I recently visited local automotive repairer Blackwood Dyno Tune & Service in my electorate, where I met owners Ricky and Michelle Monserrat. They explained to me how a lack of data-sharing by the car industry is impacting their business and reducing competition in the sector. New car retailing is a significant part of the Australian economy. In 2016-17, approximately 1.1 million new vehicles were sold across the nation, at more than 1,500 new-car dealers. Data indicates that buying a car and its ongoing maintenance accounts for around five per cent of average annual household expenditure.

Car manufacturers generally own and control the technical information required to repair and service new cars— and so they should. They have invested the money and the effort in developing and building their vehicles at great cost; it is, therefore, only fair that they control their intellectual property. However, it is not fair that they deny access to this intellectual property if they're provided with fair and reasonable remuneration for the information. In December 2017, the Australian Competition and Consumer Commission report into the car retailing industry concluded that independent repairers in the Australian market had 'limited access to service and repair information from vehicle manufacturers'.

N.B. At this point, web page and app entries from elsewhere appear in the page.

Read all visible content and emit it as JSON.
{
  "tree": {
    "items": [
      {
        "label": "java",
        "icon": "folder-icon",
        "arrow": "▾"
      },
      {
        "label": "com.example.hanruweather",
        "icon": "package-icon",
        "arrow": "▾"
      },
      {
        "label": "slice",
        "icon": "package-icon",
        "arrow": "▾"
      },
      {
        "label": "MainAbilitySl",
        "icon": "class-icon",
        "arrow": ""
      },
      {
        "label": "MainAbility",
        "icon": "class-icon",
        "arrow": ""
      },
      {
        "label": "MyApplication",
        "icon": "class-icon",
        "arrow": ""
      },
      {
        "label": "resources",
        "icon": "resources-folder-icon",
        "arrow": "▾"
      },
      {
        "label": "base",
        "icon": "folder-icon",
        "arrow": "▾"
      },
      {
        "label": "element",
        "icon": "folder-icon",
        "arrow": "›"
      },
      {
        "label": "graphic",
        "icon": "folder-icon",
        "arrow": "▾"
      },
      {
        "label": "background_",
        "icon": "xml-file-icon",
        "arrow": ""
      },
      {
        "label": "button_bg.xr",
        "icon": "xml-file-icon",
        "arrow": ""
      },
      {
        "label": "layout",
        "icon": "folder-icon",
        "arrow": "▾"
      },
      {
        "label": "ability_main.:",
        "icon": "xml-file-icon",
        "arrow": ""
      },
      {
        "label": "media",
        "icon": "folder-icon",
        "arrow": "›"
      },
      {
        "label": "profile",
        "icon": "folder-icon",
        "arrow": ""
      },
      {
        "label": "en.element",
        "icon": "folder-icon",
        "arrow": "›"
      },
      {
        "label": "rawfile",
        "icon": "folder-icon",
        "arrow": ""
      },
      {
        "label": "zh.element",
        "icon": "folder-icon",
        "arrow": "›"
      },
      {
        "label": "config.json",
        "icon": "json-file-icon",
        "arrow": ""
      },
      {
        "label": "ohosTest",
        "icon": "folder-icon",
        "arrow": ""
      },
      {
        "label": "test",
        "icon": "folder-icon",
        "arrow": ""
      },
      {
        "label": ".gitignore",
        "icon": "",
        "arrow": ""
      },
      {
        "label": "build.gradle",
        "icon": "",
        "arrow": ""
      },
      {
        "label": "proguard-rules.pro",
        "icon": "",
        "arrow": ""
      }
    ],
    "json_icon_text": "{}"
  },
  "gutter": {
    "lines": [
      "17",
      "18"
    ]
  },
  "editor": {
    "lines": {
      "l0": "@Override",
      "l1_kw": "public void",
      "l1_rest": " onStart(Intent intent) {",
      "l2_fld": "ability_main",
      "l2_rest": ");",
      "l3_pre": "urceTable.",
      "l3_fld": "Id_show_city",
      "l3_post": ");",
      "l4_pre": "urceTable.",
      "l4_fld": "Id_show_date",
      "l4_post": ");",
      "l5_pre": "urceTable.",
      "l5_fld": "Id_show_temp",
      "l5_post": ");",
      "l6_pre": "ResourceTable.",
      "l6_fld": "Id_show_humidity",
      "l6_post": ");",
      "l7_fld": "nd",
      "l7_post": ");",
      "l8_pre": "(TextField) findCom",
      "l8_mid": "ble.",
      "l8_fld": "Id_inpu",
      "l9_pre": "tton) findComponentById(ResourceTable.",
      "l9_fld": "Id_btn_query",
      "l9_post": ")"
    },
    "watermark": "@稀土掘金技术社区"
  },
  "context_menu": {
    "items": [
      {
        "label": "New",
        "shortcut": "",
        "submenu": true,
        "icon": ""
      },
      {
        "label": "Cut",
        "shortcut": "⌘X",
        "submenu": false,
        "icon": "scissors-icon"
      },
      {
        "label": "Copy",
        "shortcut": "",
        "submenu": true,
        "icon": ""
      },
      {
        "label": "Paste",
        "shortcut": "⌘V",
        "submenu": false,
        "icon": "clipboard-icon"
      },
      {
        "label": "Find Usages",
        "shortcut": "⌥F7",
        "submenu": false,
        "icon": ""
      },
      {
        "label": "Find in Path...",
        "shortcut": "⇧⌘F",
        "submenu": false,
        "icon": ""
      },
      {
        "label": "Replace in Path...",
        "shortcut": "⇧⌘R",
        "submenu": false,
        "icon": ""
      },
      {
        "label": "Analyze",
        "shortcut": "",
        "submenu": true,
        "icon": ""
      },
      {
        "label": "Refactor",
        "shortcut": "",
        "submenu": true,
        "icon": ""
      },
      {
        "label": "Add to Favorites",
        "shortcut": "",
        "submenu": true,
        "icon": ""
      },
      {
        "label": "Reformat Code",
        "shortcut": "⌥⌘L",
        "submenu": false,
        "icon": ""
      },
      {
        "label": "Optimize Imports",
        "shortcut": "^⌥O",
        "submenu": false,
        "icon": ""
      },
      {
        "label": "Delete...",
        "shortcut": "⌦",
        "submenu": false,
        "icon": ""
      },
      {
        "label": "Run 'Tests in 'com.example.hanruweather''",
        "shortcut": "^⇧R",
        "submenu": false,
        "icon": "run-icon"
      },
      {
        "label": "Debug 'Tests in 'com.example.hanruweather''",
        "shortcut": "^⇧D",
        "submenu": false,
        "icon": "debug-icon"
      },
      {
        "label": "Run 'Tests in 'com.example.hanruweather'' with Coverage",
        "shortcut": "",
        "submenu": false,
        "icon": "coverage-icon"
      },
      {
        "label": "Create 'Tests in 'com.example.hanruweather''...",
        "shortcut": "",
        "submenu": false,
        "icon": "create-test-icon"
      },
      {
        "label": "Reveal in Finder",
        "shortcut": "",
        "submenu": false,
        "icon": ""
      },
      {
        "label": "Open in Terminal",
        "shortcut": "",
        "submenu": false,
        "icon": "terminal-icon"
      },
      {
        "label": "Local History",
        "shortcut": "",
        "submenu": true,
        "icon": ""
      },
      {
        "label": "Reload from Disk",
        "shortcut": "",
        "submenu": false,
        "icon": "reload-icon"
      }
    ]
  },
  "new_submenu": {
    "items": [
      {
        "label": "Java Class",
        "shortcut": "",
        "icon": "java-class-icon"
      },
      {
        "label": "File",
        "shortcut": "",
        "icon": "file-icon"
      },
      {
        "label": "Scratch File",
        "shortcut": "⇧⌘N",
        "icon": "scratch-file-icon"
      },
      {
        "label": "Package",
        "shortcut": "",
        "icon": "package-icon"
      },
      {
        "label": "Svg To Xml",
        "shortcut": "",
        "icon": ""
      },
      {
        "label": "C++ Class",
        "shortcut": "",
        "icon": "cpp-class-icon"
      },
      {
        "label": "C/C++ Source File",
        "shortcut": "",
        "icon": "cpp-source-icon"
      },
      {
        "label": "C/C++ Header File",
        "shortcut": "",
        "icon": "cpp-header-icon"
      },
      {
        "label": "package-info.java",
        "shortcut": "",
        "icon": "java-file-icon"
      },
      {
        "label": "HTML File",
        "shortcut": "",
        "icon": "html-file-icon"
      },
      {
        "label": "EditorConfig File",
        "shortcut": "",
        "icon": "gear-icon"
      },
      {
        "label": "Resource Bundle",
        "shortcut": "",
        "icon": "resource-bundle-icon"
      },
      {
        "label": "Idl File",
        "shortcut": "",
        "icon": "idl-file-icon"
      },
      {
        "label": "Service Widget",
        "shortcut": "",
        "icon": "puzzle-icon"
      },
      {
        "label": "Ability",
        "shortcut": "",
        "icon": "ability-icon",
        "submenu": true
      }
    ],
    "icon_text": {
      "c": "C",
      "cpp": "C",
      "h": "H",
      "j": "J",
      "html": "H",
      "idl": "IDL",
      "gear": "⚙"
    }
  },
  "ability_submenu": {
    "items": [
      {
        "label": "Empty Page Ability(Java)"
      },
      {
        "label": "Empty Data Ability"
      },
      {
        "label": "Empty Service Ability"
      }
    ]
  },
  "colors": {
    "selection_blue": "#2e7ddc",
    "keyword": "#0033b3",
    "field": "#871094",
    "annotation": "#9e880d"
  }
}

The ACCC concluded that this had resulted in reduced competition and an artificial monopoly in the market. The ACCC also found that consumers were confused about warranty and servicing requirements and that this was compounded by statements made in manufacturers' logbooks and service manuals. This can result in consumers choosing not to use independent repairers to repair or service their cars due to the perception they'll be voiding the manufacturer's warranty. Ricky and Michelle from Blackwood Dyno Tune and Service, together with the Australian Automotive Aftermarket Association, have expressed to me their support for the ACCC recommendations that Australia introduce a mandatory code for repair data and information sharing, similar to schemes adopted in the United States and Europe.

As part of a government that supports small businesses, competition and consumer choice, we have listened to these concerns, and we have acted. In early May, the Assistant Minister to the Treasurer, the Hon. Michael Sukkar, announced that the government is considering the design of a mandatory scheme and how it might operate here in Australia. I'd like to take this opportunity to commend and thank the assistant minister for his commitment to business owners like Ricky and Michelle in my electorate, whose livelihood is affected by these policy decisions. I'm delighted that the government is seeking to implement a scheme that sets clear expectations of industry and allows independent repairers to compete on a fair and equal playing field.

At the same time, though, we must get the balance right. Due consideration must be given to ensuring that commercially fair and reasonable terms for car manufacturers are included in the scheme. These terms should recognise the investment made by these companies in developing the technical information and the vehicles in the first place. We must also seek to protect vehicle security, environmental and safety information.

That's why the Turnbull government is undertaking extensive consultation with industry and stakeholders and looking to the international experience to ensure that we get the scheme right. That's responsible government. Those opposite don't seem to understand the meaning of that term. And it appears we are on the right track. Our proposed policy on access to service and repair information is so popular that it seems that those opposite are now seeking to introduce it for themselves. I just want to congratulate the assistant minister again on all the work he has done.